When his adoptive brother apparently commits suicide, a teenage skateboarding screw-up investigates the death and uncovers a crime ring.
Graeme Clifford, 1989
Failing student and teen screw-up Brian Kelly (Christian Slater) is focused on one thing and one thing only: his love of skateboarding. This obsession puts him at odds with his loving parents, who just don’t understand him. Luckily for Brian, his straight-laced brother Vinh (Art Chudabala) just gets him, man. However, when Vinh comes across some dodgy numbers at the drug store where he works, he stumbles across a criminal operation that’s bigger than he can handle. Vinh’s death is reported as a suicide, but Brian thinks there’s more to it. Using his trusty skateboard, he starts to investigate Vinh’s life and the circumstances leading to his death. He clashes with brash young detective Al Lucero (Steven Bauer), who is torn between irritation at Brian’s bad attitude and being impressed by his tenacity. Brian also befriends Tina (Min Luong), the daughter of Vinh’s former boss and Vinh’s ex-girlfriend, in order to further investigate Vinh’s death. Their shared grief and the search for the truth lead Brian to turn his life around.
Gleaming the Cube is absolutely, objectively, not a good movie. I had so much fun watching it that the simple not-goodness of it didn’t bother me that much, though. There’s something so eminently watchable about young Christian Slater; he plays the same role over and over again, but the patented Vulnerable Bad Boy shtick that he’s just settling into here is so effective. There were moments when I felt genuinely sorry for his character, when he’s struggling with just being a teenage boy who’s lost someone who understood him, whom he loved. It’s a nice counterpoint to the skateboarding action, which rarely gets exciting. It’s occasionally hilarious and often dull, but only when the gang comes out in full force does it ever really have any impact. Brian’s “emotional skateboarding” scenes come across as terribly silly, echoing that one scene in Footloose when Kevin Bacon angry-dances through the barn, only without the good choreography or music or cinematography.
With the exception of Slater, most of the performances in this film are sub-par. Steven Bauer as Brian’s cop irritant-turned-bro overacts horribly, while Art Chudabala as Brian’s dead-bro is totally flat. There is a nice friendship storyline between Vinh’s former girlfriend and Brian, which encourages Brian to make a few changes to his life that have his family and friends flabbergasted. It’s an interesting direction for the story to take, and the movie really picks up from there. What works about Gleaming the Cube (and yes, the inspiration for the name is as stupid as it sounds) is the film’s focus on Brian’s journey. Vinh is undoubtedly fridged, but Brian not only changes his bad behaviour, but seems genuinely interested in learning more about his brother after losing him. He investigates Vinh’s Vietnamese heritage and tries to befriend the people Vinh cared about. It’s sweet, and sad, and oddly affecting. The action and intrigue take a back seat to this character development, which is good because they are easily among the weaker points of the film.
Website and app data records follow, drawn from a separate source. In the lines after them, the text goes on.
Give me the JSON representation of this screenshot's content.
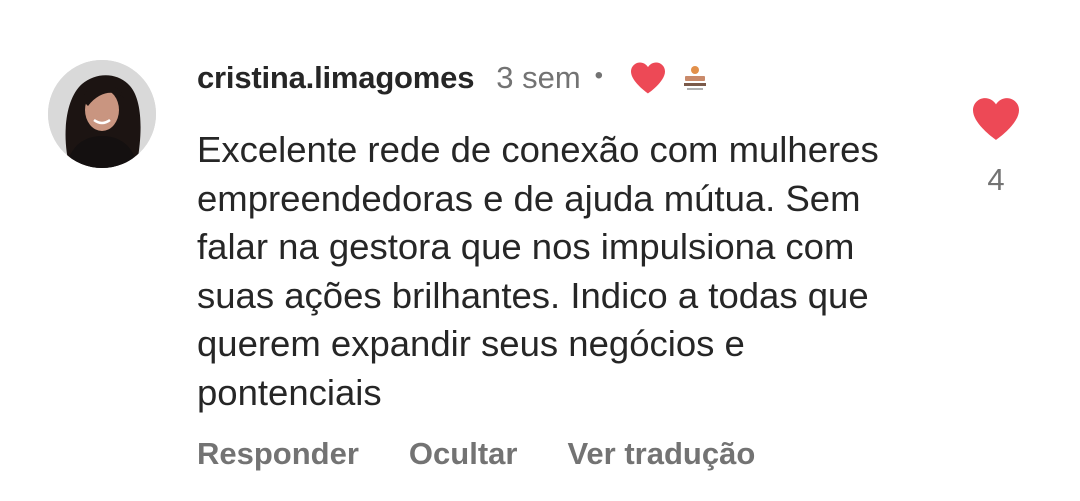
{
  "comment": {
    "username": "cristina.limagomes",
    "timestamp": "3 sem",
    "separator": "•",
    "text": "Excelente rede de conexão com mulheres empreendedoras e de ajuda mútua. Sem falar na gestora que nos impulsiona com suas ações brilhantes. Indico a todas que querem expandir seus negócios e pontenciais",
    "liked_by_creator_icon": "heart-icon",
    "creator_avatar_icon": "creator-avatar"
  },
  "actions": {
    "reply": "Responder",
    "hide": "Ocultar",
    "translate": "Ver tradução"
  },
  "like": {
    "icon": "heart-icon",
    "count": "4"
  },
  "colors": {
    "heart": "#ed4956",
    "secondary_text": "#737373",
    "primary_text": "#262626"
  }
}
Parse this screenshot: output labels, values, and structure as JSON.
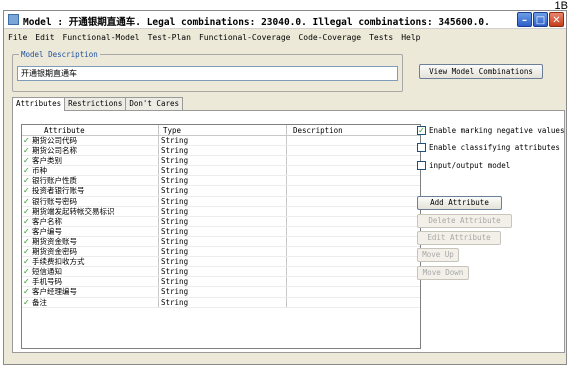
{
  "corner_text": "1B",
  "window": {
    "title": "Model : 开通银期直通车. Legal combinations: 23040.0. Illegal combinations: 345600.0."
  },
  "menu": [
    "File",
    "Edit",
    "Functional-Model",
    "Test-Plan",
    "Functional-Coverage",
    "Code-Coverage",
    "Tests",
    "Help"
  ],
  "model_description": {
    "legend": "Model Description",
    "value": "开通银期直通车"
  },
  "view_button": "View Model Combinations",
  "tabs": [
    "Attributes",
    "Restrictions",
    "Don't Cares"
  ],
  "table": {
    "headers": [
      "Attribute",
      "Type",
      "Description"
    ],
    "rows": [
      {
        "name": "期货公司代码",
        "type": "String",
        "description": ""
      },
      {
        "name": "期货公司名称",
        "type": "String",
        "description": ""
      },
      {
        "name": "客户类别",
        "type": "String",
        "description": ""
      },
      {
        "name": "币种",
        "type": "String",
        "description": ""
      },
      {
        "name": "银行账户性质",
        "type": "String",
        "description": ""
      },
      {
        "name": "投资者银行账号",
        "type": "String",
        "description": ""
      },
      {
        "name": "银行账号密码",
        "type": "String",
        "description": ""
      },
      {
        "name": "期货端发起转帐交易标识",
        "type": "String",
        "description": ""
      },
      {
        "name": "客户名称",
        "type": "String",
        "description": ""
      },
      {
        "name": "客户编号",
        "type": "String",
        "description": ""
      },
      {
        "name": "期货资金账号",
        "type": "String",
        "description": ""
      },
      {
        "name": "期货资金密码",
        "type": "String",
        "description": ""
      },
      {
        "name": "手续费扣收方式",
        "type": "String",
        "description": ""
      },
      {
        "name": "短信通知",
        "type": "String",
        "description": ""
      },
      {
        "name": "手机号码",
        "type": "String",
        "description": ""
      },
      {
        "name": "客户经理编号",
        "type": "String",
        "description": ""
      },
      {
        "name": "备注",
        "type": "String",
        "description": ""
      }
    ]
  },
  "options": {
    "enable_negative": {
      "label": "Enable marking negative values",
      "checked": true
    },
    "enable_classifying": {
      "label": "Enable classifying attributes",
      "checked": false
    },
    "io_model": {
      "label": "input/output model",
      "checked": false
    }
  },
  "buttons": {
    "add": "Add Attribute",
    "delete": "Delete Attribute",
    "edit": "Edit Attribute",
    "move_up": "Move Up",
    "move_down": "Move Down"
  }
}
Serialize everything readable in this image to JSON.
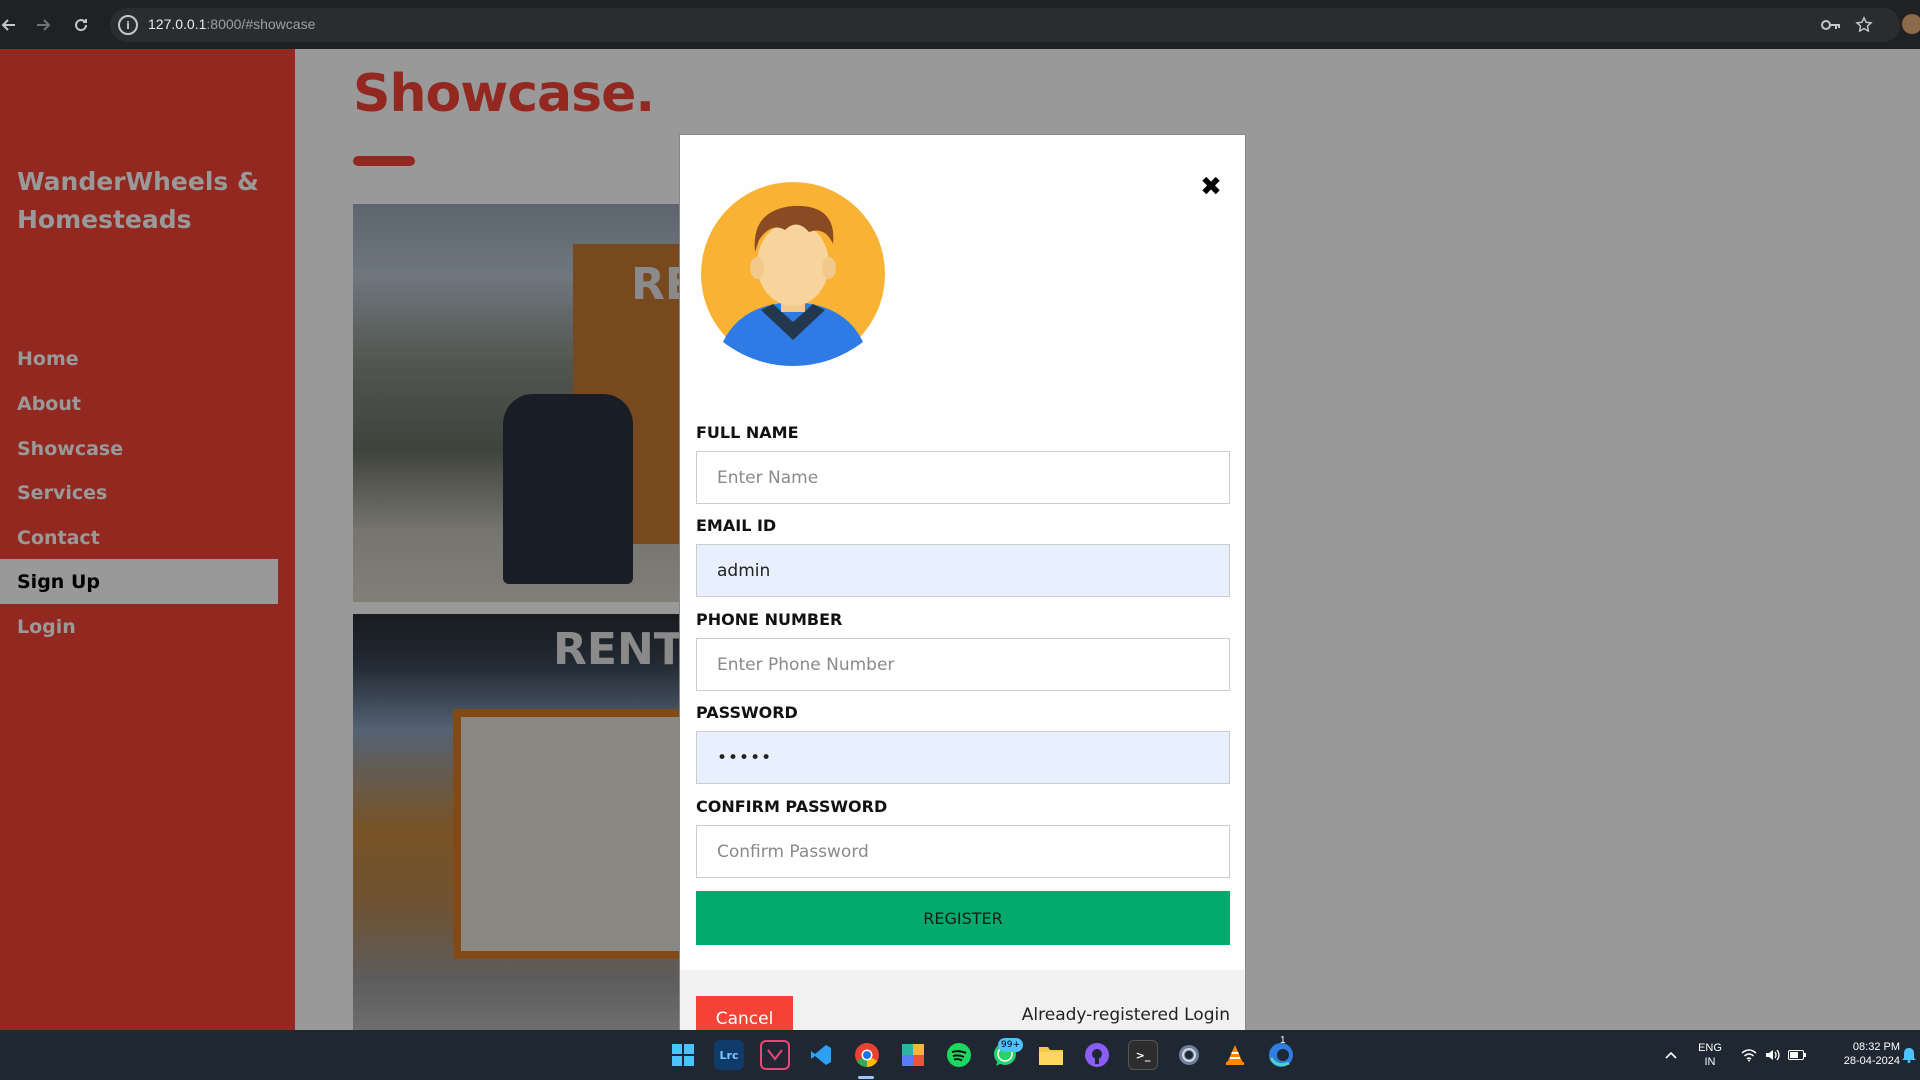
{
  "browser": {
    "url_host": "127.0.0.1",
    "url_rest": ":8000/#showcase",
    "info_glyph": "i"
  },
  "site": {
    "brand": "WanderWheels & Homesteads",
    "nav": [
      {
        "label": "Home",
        "active": false
      },
      {
        "label": "About",
        "active": false
      },
      {
        "label": "Showcase",
        "active": false
      },
      {
        "label": "Services",
        "active": false
      },
      {
        "label": "Contact",
        "active": false
      },
      {
        "label": "Sign Up",
        "active": true
      },
      {
        "label": "Login",
        "active": false
      }
    ],
    "page_title": "Showcase.",
    "photo_signs": [
      "RE",
      "RENT"
    ]
  },
  "modal": {
    "close_glyph": "✖",
    "fields": {
      "full_name": {
        "label": "FULL NAME",
        "placeholder": "Enter Name",
        "value": ""
      },
      "email": {
        "label": "EMAIL ID",
        "placeholder": "",
        "value": "admin"
      },
      "phone": {
        "label": "PHONE NUMBER",
        "placeholder": "Enter Phone Number",
        "value": ""
      },
      "password": {
        "label": "PASSWORD",
        "placeholder": "",
        "value": "•••••"
      },
      "confirm_password": {
        "label": "CONFIRM PASSWORD",
        "placeholder": "Confirm Password",
        "value": ""
      }
    },
    "register_label": "REGISTER",
    "cancel_label": "Cancel",
    "already_registered": "Already-registered Login"
  },
  "taskbar": {
    "apps": [
      "windows-start",
      "lrc",
      "app-pink",
      "vscode",
      "chrome",
      "photos",
      "spotify",
      "whatsapp",
      "file-explorer",
      "github",
      "terminal",
      "settings",
      "vlc",
      "edge-dev"
    ],
    "whatsapp_badge": "99+",
    "edge_badge": "1",
    "language": "ENG",
    "region": "IN",
    "time": "08:32 PM",
    "date": "28-04-2024"
  },
  "colors": {
    "accent_red": "#f44336",
    "register_green": "#04aa6d",
    "autofill_blue": "#e8f0fe"
  }
}
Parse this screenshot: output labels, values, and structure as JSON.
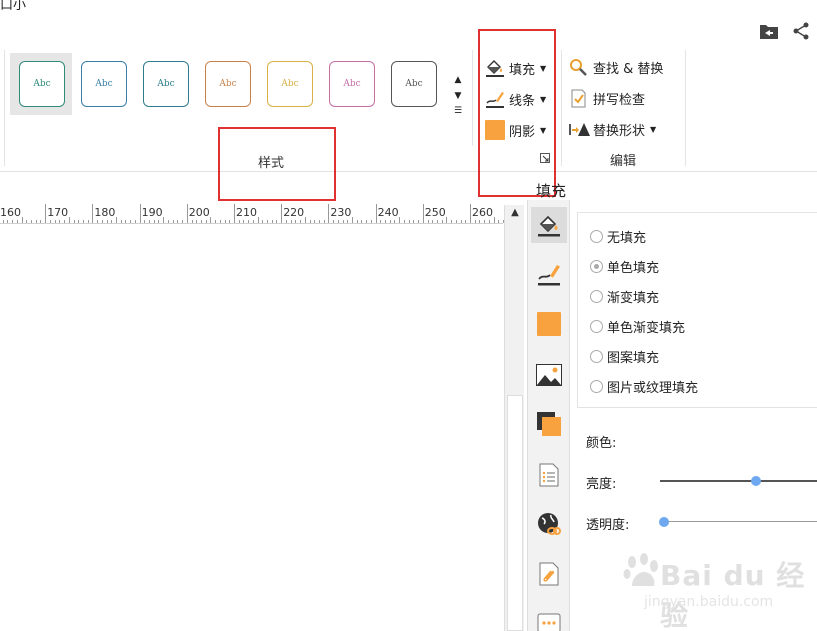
{
  "top_cut_text": "口小",
  "ribbon": {
    "styles_group_label": "样式",
    "edit_group_label": "编辑",
    "style_tiles": [
      {
        "text": "Abc",
        "color": "#2e8b7a"
      },
      {
        "text": "Abc",
        "color": "#3a7fa8"
      },
      {
        "text": "Abc",
        "color": "#2d7d8c"
      },
      {
        "text": "Abc",
        "color": "#c9824a"
      },
      {
        "text": "Abc",
        "color": "#d8b04a"
      },
      {
        "text": "Abc",
        "color": "#c56fa6"
      },
      {
        "text": "Abc",
        "color": "#555555"
      }
    ],
    "fill_label": "填充",
    "line_label": "线条",
    "shadow_label": "阴影",
    "find_replace_label": "查找 & 替换",
    "spellcheck_label": "拼写检查",
    "replace_shape_label": "替换形状",
    "shadow_color": "#f7a23f"
  },
  "ruler": {
    "labels": [
      "160",
      "170",
      "180",
      "190",
      "200",
      "210",
      "220",
      "230",
      "240",
      "250",
      "260"
    ]
  },
  "panel": {
    "title": "填充",
    "options": [
      {
        "label": "无填充",
        "selected": false
      },
      {
        "label": "单色填充",
        "selected": true
      },
      {
        "label": "渐变填充",
        "selected": false
      },
      {
        "label": "单色渐变填充",
        "selected": false
      },
      {
        "label": "图案填充",
        "selected": false
      },
      {
        "label": "图片或纹理填充",
        "selected": false
      }
    ],
    "color_label": "颜色:",
    "brightness_label": "亮度:",
    "transparency_label": "透明度:",
    "brightness_value": 0.61,
    "transparency_value": 0.0
  },
  "watermark": {
    "brand": "Bai du 经验",
    "url": "jingyan.baidu.com"
  }
}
Vigilante Brian works okay at the start of the film, and one scene where he hides out in a car is riddled with genuine tension. By the time the film reaches its big climax, though, it is…anticlimactic. Still, it’s a much more fun movie than I was expecting it to be.
Gleaming the Cube on IMDb